Meadowlands Public School and its surrounding community are located in a suburban area of Ottawa developed in the 1950s. Our catchment area extends beyond the tree lined streets of this suburb. The north end of the school boundaries is where the majority of the students live and the south end of the boundaries includes an area adjacent to the Greenbelt Experimental Farm and the Pinhey Sand Dunes. We are an elementary school with early French immersion and English programs, serving a multicultural population of approximately 440 students from diverse socioeconomic backgrounds, with many First Nation students attending the school as well.
Despite the green spaces in the community and our large school grounds, our students experience inequity in terms of access to nature and wild spaces where they can engage in free, nature-based play.
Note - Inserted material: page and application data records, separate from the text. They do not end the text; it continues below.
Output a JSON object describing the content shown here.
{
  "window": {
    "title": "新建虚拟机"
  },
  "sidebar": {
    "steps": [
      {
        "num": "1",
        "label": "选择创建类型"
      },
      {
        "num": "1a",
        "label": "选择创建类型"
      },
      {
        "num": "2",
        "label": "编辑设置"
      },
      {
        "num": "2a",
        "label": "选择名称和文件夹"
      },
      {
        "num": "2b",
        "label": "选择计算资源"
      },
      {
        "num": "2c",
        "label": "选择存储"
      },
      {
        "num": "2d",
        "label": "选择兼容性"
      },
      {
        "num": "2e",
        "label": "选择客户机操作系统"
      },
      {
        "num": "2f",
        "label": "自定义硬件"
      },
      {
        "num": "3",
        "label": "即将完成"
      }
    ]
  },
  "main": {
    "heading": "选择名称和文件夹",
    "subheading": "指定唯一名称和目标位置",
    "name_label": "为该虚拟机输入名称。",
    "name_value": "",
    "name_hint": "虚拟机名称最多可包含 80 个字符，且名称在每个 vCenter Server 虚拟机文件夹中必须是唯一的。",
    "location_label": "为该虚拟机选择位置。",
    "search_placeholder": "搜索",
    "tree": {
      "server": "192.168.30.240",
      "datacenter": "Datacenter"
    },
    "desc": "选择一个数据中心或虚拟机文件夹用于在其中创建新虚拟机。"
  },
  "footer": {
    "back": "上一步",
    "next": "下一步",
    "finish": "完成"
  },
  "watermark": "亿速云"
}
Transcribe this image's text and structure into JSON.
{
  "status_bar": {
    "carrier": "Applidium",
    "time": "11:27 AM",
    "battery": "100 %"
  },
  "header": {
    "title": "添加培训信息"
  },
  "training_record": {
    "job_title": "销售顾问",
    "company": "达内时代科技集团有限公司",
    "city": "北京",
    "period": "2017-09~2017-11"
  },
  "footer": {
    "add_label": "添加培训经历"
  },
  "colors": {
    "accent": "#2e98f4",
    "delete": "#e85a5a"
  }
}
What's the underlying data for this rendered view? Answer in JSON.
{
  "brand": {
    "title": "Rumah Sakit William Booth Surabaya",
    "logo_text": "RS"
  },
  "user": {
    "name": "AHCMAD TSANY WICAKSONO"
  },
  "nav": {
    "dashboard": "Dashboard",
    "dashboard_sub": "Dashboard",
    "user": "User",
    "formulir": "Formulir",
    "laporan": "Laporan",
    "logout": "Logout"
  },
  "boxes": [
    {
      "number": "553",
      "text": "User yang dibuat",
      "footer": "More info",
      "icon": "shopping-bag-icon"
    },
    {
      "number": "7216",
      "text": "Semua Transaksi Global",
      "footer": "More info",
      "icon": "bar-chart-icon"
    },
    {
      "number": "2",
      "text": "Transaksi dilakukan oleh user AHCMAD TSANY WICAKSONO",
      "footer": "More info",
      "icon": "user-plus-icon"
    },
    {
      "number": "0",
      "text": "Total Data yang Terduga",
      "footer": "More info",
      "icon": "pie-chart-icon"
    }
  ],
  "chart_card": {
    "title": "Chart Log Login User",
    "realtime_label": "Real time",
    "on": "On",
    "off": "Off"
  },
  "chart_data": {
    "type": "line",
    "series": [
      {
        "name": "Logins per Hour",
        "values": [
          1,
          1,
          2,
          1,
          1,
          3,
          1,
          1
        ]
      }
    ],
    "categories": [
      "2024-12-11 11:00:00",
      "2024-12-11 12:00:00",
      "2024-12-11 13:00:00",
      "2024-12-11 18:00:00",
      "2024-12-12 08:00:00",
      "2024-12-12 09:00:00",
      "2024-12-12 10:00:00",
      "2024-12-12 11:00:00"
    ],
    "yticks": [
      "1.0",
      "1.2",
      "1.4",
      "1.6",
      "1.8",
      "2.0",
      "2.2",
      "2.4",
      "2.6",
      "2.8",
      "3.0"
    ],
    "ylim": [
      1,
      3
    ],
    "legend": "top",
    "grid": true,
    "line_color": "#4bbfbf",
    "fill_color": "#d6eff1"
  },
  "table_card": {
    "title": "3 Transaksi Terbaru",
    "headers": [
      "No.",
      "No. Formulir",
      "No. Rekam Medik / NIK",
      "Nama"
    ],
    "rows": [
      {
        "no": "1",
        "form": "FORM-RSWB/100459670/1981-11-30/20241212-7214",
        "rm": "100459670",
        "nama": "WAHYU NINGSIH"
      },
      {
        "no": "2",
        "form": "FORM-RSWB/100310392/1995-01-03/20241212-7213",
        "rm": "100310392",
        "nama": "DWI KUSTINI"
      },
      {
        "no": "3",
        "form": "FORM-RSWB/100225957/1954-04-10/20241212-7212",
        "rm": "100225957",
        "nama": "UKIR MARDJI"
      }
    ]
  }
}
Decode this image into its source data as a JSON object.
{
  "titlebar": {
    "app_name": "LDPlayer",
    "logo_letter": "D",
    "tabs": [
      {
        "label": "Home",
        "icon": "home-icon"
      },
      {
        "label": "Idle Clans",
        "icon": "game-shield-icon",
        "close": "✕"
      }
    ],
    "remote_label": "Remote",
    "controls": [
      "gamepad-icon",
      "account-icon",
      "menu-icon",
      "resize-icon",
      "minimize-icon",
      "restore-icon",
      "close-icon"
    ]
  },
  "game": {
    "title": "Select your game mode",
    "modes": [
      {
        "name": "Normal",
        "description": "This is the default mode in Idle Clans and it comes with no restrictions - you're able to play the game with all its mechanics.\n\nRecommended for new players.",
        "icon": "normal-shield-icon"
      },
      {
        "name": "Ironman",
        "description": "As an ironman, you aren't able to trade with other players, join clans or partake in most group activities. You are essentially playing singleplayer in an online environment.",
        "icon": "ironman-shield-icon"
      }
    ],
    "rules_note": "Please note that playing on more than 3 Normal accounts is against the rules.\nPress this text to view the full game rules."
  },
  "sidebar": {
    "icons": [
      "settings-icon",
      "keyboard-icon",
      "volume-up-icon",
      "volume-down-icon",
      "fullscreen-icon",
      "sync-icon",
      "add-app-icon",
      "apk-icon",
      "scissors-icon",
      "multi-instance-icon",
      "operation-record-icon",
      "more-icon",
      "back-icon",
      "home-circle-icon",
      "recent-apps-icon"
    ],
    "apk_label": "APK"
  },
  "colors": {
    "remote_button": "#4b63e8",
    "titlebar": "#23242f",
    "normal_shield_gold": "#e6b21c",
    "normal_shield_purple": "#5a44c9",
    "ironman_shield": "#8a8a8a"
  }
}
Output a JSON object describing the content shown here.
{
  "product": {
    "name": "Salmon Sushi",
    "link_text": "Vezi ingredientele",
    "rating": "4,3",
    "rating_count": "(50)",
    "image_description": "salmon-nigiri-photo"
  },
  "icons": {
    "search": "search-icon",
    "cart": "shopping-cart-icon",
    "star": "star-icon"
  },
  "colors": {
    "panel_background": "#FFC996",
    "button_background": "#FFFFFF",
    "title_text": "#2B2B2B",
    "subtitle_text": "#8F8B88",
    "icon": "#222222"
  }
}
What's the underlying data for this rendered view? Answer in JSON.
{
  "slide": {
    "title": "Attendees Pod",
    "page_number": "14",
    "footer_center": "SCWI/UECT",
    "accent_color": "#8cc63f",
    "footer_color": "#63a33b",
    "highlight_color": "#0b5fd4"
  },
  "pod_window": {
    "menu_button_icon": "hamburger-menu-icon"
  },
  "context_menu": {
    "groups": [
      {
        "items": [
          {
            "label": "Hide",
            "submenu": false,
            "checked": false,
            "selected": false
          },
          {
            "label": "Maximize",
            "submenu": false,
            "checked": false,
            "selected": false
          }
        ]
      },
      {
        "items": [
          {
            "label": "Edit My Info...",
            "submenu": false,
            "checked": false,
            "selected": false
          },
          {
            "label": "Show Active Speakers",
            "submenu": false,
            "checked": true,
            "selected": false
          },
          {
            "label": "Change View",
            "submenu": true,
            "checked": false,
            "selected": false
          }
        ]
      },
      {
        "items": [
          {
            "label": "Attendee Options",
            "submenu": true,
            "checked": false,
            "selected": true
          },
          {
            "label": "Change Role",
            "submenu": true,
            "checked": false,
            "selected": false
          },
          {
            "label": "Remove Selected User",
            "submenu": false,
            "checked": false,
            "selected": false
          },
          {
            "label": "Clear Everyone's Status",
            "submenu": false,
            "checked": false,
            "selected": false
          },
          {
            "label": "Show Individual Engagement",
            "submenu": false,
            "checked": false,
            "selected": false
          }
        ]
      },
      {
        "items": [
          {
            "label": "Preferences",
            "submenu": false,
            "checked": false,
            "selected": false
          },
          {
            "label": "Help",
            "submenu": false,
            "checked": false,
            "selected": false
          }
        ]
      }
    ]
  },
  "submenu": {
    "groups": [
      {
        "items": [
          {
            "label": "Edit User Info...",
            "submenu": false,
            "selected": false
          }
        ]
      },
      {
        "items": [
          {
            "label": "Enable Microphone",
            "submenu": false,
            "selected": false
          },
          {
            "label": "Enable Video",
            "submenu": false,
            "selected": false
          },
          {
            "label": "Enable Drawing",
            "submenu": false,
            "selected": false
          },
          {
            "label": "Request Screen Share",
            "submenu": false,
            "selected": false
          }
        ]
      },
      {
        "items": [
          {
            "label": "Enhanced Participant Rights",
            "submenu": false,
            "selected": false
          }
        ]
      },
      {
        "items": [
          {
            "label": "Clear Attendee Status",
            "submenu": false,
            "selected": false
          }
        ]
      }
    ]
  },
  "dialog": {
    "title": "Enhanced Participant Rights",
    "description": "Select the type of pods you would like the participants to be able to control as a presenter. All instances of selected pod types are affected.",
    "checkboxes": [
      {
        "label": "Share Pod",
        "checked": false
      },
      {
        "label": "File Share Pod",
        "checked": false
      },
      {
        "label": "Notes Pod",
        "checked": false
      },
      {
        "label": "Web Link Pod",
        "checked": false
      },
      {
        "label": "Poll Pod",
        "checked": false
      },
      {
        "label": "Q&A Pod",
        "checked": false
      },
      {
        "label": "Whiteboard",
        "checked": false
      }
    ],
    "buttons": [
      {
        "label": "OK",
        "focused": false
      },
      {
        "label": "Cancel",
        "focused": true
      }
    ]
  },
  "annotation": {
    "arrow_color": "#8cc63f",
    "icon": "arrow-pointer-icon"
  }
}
To address this deficit, for the past three years we have been working on reshaping our school grounds so that our students at would have daily access to active, self-directed play in nature and outdoors.
A first attempt to naturalize the yard was actually made over twenty years ago when a large gravel area was covered with topsoil and new trees were planted along the perimeter of the yard.
Before initial trees were planted in 1990s.School yard in 2014-2015
We have been working with community members, parents, students and teachers, School Council, OCDSB Facilities, the City of Ottawa, Evergreen to develop a multi-year, sustainable plan for greening our school grounds and creating areas where students can learn and play in nature.
First, we conducted an assessment of possible assets which already existed on our school grounds, a process known as “Asset Mapping” with students from our Roots and Shoots Club. We identified the secret garden beside the front entrance of the school and the maple grove on the south-east section of the yard as possible places which would offer opportunities for nature-based learning and play.
Then, we consulted with students. Working in small groups, all students were invited to answer the question: “What do you want to do at recess?” After a brainstorming session, they were invited to use loose parts, such as yarn, blocks, small sticks and pebbles, and a map of the school grounds to create their ideal school ground.
Some of the things we heard that students wanted are as follows:
We found the students wanted places to play man-hunt and to hide-out. There were also requests for quiet nooks and shade.
After hearing from the students, we all worked with the City of Ottawa Forestry Department. We did a walking tour of the school grounds and determined the best location and species of trees for Meadowlands. We developed a watering plan with the students and staff, and also with the chief custodian and interested parents to make sure our new trees would survive the summer.
For support in your tree planting efforts, check out: http://ottawa.ca/en/city- hall/funding/environmental-program-funding/schoolyard-tree-planting-grant- program
The students were very clear about this. They wanted more wildlife on their school grounds! So we submitted a grant application through the City of Ottawa to increase biodiversity on our yard. We planned a Songbird Garden using native grasses and plants (100 meters along the western fence), a Butterfly Garden using native shrubs and plants (along the split log fence to the North of the school grounds) and a no-mow Meadow Garden (along the fence to the east between the parking lot and play yard).
For support in your efforts to increase biodiversity, check out:
Biodiversity Grant Community Environmental Project Grant Program
After attending the Evergreen School Ground Greening Workshops during the 2014-2015 school year, we worked with Evergreen designer Jeff Kaster, Dan Fournier from OCDSB Facilities and our school community to design a naturalized play yard for the JK and SK students. Meadowlands PS received a
$25,000 grant from the school board in addition to funds raised by our School Council to pay for the capital costs associated with building a naturalized play yard. The project is breaking ground in Summer 2017. For now, we are maximizing the space and have made it greener by adding 6 livestock troughs as planters and a vegetable garden.
Our students are always looking to the future, and their suggestions is something that all students can enjoy, seating areas for learning and for just hanging out. We are hoping to install seating boulders large yard to create conversation areas, where students can enjoy the shade or work on projects outside.